My earliest memories of gardening are being in the garden with my grandfather and mother. I had a lovely childhood climbing trees, making forts, being very free. At weekends I helped my mother in the garden – that was our time together. It’s been quite informative in my thinking about how important green spaces are – however small they are, or in any kind of rough-and-tumble urban environment – and that we really should be defending those.
I am a career changer (I came from a not-forprofit background) and after doing my garden design diploma I started working with Tom Stuart-Smith. Everyone is aware of his mastery in planting but his skill in design and his absolute rigour around hard landscaping gave me the greatest training you could ever have. There was a real generosity in the studio around sharing and learning.
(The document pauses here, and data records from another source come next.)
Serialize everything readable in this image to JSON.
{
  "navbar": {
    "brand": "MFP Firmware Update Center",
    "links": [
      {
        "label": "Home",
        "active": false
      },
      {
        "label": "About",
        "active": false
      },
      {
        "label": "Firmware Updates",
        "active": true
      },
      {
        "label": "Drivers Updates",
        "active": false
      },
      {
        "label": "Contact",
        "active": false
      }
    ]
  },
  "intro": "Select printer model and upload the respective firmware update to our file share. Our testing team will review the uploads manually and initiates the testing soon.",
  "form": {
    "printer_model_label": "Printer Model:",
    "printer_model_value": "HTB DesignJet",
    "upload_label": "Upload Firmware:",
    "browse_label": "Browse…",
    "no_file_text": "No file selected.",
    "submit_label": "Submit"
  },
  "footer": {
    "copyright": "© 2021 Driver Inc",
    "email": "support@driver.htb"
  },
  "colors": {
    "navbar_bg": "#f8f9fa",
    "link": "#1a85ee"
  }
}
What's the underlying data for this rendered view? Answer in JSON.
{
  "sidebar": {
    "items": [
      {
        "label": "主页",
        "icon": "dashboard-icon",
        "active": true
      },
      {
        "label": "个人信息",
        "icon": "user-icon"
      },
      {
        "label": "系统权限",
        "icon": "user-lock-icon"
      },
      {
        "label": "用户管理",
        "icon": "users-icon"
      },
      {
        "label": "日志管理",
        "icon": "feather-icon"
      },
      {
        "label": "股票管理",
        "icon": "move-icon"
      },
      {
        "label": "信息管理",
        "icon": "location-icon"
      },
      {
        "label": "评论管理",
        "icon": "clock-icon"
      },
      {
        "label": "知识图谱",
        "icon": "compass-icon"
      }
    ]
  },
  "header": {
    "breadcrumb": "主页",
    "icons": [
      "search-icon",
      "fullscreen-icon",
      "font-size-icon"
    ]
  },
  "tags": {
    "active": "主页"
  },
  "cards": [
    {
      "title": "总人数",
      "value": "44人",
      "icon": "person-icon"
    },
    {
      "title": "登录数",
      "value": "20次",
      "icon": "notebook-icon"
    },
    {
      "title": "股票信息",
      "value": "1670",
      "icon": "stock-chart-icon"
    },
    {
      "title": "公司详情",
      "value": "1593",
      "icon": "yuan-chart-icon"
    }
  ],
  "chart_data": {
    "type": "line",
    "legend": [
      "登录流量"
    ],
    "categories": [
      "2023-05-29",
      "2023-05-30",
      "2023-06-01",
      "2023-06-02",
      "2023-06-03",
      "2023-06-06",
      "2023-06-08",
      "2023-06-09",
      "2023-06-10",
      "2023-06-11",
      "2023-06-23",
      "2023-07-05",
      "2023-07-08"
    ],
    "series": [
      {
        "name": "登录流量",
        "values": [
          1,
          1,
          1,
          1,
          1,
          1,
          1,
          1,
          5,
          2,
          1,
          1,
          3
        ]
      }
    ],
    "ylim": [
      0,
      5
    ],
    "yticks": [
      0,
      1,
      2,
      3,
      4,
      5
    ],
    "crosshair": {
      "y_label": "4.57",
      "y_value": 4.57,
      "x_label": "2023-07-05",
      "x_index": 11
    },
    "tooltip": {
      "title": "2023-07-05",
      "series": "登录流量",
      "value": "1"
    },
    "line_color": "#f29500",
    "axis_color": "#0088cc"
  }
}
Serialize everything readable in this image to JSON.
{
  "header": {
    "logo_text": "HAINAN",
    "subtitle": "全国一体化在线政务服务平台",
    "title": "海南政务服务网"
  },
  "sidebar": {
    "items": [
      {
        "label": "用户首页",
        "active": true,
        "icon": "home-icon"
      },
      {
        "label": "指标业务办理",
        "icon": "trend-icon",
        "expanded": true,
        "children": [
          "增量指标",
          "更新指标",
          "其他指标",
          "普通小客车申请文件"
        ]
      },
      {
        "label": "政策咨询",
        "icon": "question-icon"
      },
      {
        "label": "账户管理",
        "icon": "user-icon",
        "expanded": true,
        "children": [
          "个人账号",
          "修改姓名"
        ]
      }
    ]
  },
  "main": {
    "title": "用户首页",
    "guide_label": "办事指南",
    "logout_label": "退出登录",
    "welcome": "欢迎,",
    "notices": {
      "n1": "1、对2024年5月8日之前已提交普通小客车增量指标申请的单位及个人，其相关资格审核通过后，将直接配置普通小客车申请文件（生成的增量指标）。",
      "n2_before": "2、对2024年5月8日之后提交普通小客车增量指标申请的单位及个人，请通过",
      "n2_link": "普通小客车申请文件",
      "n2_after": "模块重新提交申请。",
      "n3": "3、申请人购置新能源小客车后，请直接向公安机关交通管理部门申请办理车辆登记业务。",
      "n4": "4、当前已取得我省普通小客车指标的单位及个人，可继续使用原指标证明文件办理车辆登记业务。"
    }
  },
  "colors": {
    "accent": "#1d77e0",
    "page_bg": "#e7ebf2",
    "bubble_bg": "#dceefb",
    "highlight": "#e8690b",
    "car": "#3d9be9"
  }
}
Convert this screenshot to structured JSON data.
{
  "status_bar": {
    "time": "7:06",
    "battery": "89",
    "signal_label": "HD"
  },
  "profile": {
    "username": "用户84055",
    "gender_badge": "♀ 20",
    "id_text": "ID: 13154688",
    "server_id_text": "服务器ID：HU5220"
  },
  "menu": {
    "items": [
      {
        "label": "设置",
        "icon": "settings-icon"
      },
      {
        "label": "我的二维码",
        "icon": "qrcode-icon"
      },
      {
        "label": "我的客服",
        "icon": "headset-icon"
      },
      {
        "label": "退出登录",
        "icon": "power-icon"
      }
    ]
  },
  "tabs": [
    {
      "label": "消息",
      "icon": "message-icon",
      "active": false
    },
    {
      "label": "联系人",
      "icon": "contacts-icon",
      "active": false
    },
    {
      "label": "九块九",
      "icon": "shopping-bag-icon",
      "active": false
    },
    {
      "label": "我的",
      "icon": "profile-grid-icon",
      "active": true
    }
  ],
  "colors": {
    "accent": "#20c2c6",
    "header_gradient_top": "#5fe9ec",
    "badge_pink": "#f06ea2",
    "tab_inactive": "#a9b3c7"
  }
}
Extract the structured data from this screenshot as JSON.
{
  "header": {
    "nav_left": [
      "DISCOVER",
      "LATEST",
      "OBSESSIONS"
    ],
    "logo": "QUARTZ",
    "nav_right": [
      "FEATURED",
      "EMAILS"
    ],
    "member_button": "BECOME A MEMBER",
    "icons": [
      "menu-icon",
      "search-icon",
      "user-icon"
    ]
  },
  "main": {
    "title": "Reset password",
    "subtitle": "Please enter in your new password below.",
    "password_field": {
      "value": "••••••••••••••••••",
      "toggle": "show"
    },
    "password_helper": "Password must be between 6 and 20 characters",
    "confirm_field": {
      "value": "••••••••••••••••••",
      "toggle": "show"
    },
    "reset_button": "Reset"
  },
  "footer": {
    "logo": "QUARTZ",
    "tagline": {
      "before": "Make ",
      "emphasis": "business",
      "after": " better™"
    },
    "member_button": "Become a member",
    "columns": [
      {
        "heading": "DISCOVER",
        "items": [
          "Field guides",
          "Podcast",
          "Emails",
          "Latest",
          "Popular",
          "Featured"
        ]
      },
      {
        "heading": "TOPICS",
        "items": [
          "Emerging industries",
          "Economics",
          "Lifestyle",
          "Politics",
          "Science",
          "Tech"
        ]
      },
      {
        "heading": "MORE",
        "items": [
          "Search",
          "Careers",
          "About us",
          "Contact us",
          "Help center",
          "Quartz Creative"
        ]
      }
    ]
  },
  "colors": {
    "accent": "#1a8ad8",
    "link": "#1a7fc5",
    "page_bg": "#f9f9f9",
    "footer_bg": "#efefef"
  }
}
The gardens I’m drawn to and aspire to make are places you could lose yourself in, where you don’t quite know where the garden ends and landscape begins. They will also, perhaps, encompass a slowness in the reveal, and that might not just be the movement through it but also a seasonal reveal. I’m drawn to gardens that are timeless. When I was in Toronto I went to Martha Schwartz’s lovely city park, Yorkville. It was made in the mid 1990s and while you could tell it was of a different planting era it felt timeless and that to me is an incredible skill.